Ramadan with Kids
As we all await the most wonderful and blessed month of the Islamic year, it can be quite fun and exciting for the kids but as parents we can easily get overwhelmed.
Moms especially take on the task of teaching the little kids about the holy month, help the older ones observe their fasts, prepare for iftaar whilst focusing on their own spiritual journey through the month.
What becomes important is to also create the environment at home to make Ramadan feel special and extraordinary. To introduce them to our deen while making it fun and joyful.
Below are a few suggestions shared by Drama Mama to make Ramadan extraordinary for your young family. .
1. Decorate your home
Generic balloons, pennant banners, fairy lights or thematic, highly specialized, artisanal Ramadan decore...whatever you choose, there is something huge to be said about the excitement and festivity that decorating your home will instantly bring to your children's lives. They will immediately sense that SOMETHING is different. And as they grow, they will understand what exactly that something is.
2. Create big traditions through little rituals
-Everyone dressing up in new kurtas for iftaar time
-Baba putting on ittar on everyone's shirt collar
-Bringing out a special tablecloth and colorful dishes
-Making a super simple dua out loud at the Maghrib azaan "Thank you Allah for this wonderful food and our family that is sitting altogether, Baba, Mumma, Sara, Ali, Ahmed."
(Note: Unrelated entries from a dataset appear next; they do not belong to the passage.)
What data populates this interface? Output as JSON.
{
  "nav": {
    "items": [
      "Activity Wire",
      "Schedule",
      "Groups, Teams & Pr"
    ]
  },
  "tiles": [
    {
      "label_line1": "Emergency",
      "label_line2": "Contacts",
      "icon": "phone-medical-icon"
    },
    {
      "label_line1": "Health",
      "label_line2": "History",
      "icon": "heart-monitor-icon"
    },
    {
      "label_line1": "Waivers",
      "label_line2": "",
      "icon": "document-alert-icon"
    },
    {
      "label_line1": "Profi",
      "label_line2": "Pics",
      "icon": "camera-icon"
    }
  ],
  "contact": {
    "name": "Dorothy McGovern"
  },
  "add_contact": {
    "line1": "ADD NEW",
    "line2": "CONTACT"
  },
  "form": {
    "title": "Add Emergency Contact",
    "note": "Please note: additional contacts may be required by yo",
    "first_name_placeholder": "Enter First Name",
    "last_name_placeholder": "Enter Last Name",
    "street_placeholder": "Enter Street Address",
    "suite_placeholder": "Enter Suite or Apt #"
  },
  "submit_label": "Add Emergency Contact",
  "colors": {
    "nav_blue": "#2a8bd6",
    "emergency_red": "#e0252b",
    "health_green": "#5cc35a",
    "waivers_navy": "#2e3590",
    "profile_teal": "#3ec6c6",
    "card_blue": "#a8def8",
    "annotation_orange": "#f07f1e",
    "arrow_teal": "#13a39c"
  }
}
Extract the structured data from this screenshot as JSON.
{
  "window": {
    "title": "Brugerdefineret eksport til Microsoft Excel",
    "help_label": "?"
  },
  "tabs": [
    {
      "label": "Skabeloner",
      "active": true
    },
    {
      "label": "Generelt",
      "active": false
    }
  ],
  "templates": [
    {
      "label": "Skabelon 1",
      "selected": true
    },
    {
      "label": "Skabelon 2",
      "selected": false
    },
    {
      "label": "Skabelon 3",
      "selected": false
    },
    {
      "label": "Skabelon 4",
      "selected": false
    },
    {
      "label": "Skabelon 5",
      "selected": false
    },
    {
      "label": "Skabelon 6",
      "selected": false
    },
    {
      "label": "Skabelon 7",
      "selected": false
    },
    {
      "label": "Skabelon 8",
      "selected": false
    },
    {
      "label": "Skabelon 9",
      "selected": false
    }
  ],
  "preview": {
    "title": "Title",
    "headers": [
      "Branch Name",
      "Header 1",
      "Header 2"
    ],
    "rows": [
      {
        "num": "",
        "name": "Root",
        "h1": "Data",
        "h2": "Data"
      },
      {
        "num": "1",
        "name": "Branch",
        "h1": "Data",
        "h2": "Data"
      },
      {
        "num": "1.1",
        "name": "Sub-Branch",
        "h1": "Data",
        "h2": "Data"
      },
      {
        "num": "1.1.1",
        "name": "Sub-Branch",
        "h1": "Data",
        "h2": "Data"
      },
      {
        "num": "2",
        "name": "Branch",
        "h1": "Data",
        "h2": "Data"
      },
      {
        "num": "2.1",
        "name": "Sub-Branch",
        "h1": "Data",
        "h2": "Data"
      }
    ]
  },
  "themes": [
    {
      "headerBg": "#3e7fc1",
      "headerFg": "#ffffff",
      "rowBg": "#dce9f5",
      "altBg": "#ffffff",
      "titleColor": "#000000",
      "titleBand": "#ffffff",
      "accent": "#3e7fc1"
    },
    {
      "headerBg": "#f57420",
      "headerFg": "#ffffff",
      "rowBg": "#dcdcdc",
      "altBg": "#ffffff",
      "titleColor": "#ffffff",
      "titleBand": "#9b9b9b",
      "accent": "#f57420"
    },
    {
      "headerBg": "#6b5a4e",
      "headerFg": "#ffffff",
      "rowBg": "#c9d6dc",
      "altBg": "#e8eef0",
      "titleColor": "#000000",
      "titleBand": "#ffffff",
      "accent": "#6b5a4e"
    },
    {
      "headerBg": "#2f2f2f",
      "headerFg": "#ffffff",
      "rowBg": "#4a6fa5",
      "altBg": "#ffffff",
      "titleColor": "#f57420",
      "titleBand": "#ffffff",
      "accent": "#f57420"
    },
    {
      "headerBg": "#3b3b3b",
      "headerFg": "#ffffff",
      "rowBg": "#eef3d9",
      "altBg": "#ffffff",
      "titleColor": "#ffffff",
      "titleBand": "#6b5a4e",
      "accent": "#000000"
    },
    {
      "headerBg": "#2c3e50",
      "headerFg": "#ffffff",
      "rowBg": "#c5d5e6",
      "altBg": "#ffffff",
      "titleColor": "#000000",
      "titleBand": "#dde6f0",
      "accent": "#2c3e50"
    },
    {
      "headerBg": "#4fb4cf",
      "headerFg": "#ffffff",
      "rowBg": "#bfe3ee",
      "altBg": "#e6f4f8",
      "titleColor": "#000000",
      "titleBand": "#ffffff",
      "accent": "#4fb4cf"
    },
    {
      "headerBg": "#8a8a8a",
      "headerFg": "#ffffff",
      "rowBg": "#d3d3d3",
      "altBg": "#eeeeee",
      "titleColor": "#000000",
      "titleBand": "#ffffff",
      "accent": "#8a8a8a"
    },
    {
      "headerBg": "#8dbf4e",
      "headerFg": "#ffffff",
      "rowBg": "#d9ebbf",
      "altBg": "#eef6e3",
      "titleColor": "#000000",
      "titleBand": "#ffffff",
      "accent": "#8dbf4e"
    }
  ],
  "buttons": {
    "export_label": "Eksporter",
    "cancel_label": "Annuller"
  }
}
-Praying Maghrib in jama'ah, everyone gets their own special mat
The ideas are endless. Find a ritual that you and your child will enjoy together and make it a Ramadan-thing. Over the years, it will begun to hold greater, deeper meaning.
3. Read books
I always say there isn't a thing in the world that a picture book can't address and Ramadan is no different. Whether you go for Curious George or Karen Katz or my personal beginner favorites, the Islam Is/Ramadan Is series by Emma Apple and the Colors and Shapes series by Hena Khan, toddler-appropriate Muslim picture books are a great way to introduce big ideas to little people. Reading the same couple of books every night throughout the month is your best bet for letting things sink in.
4. Share the khayr
In some big or small way, show your kids you are plugged into a community of people that values the same the thing you value. Whether you do that by attending a community Ramadan event, send out little gifts to all your neighbors, get them to draw Ramadan Mubarak cards for the family or any other way, help them sense their part in an ummah.
And remember, guys, this is just the START of what you hope is your child's lifelong journey towards Allah. Any experienced parent will tell you:
First you make it fun and special.
Then it becomes a habit.
And then it becomes a lifelong anchor for them.